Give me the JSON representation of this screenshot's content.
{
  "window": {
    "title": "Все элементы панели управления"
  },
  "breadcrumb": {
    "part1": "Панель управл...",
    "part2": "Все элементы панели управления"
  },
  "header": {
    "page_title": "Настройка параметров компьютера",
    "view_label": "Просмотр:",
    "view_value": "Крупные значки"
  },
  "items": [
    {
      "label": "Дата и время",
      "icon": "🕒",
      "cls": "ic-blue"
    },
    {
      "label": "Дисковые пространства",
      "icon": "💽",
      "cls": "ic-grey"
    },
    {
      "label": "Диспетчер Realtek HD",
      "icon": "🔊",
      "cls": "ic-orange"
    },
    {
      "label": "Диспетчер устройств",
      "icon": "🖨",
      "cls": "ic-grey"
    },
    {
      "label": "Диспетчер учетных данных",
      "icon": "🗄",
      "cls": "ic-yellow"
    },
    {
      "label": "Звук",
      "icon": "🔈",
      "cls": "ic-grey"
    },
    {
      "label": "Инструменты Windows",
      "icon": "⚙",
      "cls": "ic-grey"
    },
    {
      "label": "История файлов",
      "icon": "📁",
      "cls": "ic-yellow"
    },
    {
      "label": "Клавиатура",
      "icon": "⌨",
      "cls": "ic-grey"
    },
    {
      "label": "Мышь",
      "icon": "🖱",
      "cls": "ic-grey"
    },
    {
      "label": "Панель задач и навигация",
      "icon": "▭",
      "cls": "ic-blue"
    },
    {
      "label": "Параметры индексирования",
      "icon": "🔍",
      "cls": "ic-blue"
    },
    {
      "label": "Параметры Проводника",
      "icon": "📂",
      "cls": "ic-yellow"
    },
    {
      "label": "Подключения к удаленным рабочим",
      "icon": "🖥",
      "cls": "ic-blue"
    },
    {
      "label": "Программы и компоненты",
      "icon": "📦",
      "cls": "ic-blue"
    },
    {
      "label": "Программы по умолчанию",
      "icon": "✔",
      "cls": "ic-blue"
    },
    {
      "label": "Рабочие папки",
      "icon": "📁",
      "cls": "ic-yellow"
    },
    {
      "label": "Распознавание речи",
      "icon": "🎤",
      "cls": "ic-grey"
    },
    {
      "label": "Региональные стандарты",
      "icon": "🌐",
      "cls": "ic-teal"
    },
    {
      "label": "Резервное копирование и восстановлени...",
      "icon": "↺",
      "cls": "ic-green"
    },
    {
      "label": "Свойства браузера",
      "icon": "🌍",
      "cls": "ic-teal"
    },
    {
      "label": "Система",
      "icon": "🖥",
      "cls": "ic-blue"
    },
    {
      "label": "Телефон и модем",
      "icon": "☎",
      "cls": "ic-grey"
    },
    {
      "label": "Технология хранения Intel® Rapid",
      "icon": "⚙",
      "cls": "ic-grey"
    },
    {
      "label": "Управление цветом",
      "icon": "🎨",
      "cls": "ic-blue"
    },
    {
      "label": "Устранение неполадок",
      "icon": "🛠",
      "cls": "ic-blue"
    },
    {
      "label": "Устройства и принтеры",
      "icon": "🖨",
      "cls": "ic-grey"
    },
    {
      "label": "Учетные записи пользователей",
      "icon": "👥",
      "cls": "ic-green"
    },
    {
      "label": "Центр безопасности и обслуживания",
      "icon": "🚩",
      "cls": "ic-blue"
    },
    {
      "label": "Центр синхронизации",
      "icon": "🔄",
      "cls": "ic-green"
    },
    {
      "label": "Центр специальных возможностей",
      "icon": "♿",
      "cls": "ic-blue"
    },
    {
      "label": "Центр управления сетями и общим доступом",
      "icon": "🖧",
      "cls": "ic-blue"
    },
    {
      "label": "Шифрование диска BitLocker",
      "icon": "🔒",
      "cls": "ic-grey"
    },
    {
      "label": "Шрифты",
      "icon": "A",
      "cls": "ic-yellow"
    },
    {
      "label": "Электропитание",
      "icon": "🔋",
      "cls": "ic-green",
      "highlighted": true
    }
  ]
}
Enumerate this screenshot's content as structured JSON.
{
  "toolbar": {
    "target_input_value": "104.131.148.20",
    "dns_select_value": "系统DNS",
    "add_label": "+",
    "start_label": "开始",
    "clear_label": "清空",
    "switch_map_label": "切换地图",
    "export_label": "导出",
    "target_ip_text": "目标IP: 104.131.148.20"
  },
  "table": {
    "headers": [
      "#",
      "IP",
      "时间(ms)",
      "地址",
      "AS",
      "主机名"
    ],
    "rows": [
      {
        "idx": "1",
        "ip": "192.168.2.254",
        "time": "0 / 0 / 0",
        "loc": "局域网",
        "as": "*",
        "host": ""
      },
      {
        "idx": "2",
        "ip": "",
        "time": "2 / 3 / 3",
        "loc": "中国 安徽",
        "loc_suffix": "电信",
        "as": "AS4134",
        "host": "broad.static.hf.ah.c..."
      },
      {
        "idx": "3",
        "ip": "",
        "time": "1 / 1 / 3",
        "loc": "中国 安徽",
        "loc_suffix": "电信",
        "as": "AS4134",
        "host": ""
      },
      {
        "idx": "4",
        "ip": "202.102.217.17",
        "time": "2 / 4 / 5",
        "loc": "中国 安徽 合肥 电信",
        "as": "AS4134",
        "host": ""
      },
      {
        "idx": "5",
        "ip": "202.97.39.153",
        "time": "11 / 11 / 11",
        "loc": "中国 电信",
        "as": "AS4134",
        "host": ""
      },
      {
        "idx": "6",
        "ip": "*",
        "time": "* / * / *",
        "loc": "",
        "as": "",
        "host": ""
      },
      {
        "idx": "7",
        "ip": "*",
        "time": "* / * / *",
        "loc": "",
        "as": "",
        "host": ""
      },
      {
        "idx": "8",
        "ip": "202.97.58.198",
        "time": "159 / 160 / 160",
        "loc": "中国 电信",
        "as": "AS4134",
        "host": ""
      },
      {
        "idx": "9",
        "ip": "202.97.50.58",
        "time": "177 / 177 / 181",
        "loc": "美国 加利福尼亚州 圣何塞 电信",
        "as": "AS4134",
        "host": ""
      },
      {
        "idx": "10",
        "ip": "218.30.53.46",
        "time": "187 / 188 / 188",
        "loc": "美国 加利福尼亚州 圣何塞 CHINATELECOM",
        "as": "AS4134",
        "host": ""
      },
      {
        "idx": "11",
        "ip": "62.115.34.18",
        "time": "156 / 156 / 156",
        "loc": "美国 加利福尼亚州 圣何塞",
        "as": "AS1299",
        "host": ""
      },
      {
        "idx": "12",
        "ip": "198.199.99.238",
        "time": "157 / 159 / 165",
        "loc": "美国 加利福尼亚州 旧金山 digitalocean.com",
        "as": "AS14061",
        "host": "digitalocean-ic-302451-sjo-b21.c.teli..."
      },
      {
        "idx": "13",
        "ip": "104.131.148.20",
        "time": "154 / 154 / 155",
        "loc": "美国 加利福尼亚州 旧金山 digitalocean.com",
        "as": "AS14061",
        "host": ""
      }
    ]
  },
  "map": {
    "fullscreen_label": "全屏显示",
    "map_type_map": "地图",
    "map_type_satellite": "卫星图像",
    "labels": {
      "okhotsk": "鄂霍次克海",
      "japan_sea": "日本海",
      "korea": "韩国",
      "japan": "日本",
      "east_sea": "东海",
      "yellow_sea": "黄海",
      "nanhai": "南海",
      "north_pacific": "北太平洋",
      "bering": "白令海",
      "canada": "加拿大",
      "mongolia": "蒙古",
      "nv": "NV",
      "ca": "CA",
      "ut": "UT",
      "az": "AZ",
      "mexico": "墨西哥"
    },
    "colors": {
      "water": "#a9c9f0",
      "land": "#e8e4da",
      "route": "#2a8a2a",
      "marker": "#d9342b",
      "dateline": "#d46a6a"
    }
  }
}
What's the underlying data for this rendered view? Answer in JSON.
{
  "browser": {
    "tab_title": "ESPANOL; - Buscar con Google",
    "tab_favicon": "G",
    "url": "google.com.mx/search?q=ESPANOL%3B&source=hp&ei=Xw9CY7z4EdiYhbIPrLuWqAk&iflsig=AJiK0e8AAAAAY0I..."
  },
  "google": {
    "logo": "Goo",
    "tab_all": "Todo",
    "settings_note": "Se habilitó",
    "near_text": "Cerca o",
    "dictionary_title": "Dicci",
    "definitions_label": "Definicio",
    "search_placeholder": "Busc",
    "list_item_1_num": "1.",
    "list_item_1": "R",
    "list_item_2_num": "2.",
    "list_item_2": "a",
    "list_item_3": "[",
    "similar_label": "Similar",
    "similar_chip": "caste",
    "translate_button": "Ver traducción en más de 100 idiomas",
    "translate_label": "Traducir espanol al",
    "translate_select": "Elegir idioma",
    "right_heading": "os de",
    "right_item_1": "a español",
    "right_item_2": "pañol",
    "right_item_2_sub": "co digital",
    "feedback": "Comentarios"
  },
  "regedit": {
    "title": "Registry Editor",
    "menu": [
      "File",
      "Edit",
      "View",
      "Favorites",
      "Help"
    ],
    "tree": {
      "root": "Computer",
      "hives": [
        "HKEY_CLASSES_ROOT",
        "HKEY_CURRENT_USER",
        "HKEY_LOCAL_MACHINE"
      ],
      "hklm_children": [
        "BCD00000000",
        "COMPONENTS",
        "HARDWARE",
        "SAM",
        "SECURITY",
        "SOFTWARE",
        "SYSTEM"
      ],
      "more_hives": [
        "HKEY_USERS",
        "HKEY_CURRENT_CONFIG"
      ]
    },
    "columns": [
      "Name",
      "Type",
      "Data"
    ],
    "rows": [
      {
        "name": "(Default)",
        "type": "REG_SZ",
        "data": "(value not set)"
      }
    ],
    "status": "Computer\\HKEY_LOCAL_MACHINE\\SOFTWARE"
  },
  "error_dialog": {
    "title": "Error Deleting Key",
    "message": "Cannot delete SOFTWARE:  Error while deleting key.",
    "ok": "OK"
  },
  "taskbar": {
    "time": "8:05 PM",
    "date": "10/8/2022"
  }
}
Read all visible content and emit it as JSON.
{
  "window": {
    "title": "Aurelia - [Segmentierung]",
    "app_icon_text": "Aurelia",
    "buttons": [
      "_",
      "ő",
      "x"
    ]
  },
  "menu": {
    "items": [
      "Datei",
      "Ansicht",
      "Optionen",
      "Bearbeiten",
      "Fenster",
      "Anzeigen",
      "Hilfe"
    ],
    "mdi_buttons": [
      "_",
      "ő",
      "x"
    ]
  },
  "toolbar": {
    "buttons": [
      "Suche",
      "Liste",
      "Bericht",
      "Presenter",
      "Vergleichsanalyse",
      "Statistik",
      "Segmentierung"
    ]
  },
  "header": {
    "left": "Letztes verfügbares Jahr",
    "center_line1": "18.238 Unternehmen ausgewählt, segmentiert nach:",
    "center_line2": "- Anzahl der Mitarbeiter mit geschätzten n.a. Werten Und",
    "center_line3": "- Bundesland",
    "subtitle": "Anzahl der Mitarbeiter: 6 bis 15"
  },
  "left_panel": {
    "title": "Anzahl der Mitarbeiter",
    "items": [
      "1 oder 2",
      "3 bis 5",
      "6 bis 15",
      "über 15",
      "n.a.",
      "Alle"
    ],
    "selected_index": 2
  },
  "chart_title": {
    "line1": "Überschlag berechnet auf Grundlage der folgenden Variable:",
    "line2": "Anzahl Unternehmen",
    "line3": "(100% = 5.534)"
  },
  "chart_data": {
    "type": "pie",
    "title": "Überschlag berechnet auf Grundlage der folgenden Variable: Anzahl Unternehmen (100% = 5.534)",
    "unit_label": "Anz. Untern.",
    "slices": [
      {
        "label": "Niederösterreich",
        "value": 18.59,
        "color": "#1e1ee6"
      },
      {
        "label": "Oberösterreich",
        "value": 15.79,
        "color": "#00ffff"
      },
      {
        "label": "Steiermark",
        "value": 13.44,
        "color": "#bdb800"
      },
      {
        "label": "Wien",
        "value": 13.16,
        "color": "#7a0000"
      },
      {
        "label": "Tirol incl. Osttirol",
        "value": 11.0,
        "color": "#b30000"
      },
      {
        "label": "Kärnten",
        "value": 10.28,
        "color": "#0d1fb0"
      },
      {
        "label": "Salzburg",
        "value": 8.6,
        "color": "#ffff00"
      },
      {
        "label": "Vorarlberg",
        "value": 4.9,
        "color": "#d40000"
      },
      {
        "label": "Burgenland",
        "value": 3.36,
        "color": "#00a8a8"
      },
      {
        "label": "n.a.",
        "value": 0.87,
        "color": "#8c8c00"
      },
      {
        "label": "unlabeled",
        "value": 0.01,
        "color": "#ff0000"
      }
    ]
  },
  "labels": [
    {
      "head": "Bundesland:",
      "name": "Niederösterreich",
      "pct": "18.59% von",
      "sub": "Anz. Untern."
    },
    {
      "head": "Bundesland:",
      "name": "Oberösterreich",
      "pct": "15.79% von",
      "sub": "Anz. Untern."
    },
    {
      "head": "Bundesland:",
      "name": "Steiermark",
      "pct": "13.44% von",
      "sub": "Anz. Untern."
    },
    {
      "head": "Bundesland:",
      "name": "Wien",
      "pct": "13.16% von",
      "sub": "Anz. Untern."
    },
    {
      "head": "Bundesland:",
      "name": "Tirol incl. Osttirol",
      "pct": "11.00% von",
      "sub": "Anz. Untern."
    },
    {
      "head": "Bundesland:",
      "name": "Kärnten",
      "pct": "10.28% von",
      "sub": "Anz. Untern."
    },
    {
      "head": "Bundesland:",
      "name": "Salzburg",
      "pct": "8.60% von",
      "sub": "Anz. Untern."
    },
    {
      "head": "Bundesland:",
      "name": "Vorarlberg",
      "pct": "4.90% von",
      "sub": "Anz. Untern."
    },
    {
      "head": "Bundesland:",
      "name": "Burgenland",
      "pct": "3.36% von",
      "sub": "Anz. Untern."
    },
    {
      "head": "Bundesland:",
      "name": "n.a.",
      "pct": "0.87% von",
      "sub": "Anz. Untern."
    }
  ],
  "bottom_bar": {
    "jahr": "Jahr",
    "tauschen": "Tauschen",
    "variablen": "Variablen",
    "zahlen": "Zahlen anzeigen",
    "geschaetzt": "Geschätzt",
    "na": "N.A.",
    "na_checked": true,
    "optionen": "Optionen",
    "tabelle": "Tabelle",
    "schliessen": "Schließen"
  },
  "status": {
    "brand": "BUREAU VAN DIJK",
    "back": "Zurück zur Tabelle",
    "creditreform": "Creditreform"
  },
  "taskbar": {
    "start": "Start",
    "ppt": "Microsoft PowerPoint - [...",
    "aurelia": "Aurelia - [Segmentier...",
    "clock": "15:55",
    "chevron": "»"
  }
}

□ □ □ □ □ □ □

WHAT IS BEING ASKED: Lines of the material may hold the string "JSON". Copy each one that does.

TASK RESULT:
Give me the JSON representation of this screenshot's content.
Enumerate this screenshot's content as structured JSON.
What's the underlying data for this rendered view? Answer in JSON.
Read all visible content and emit it as JSON.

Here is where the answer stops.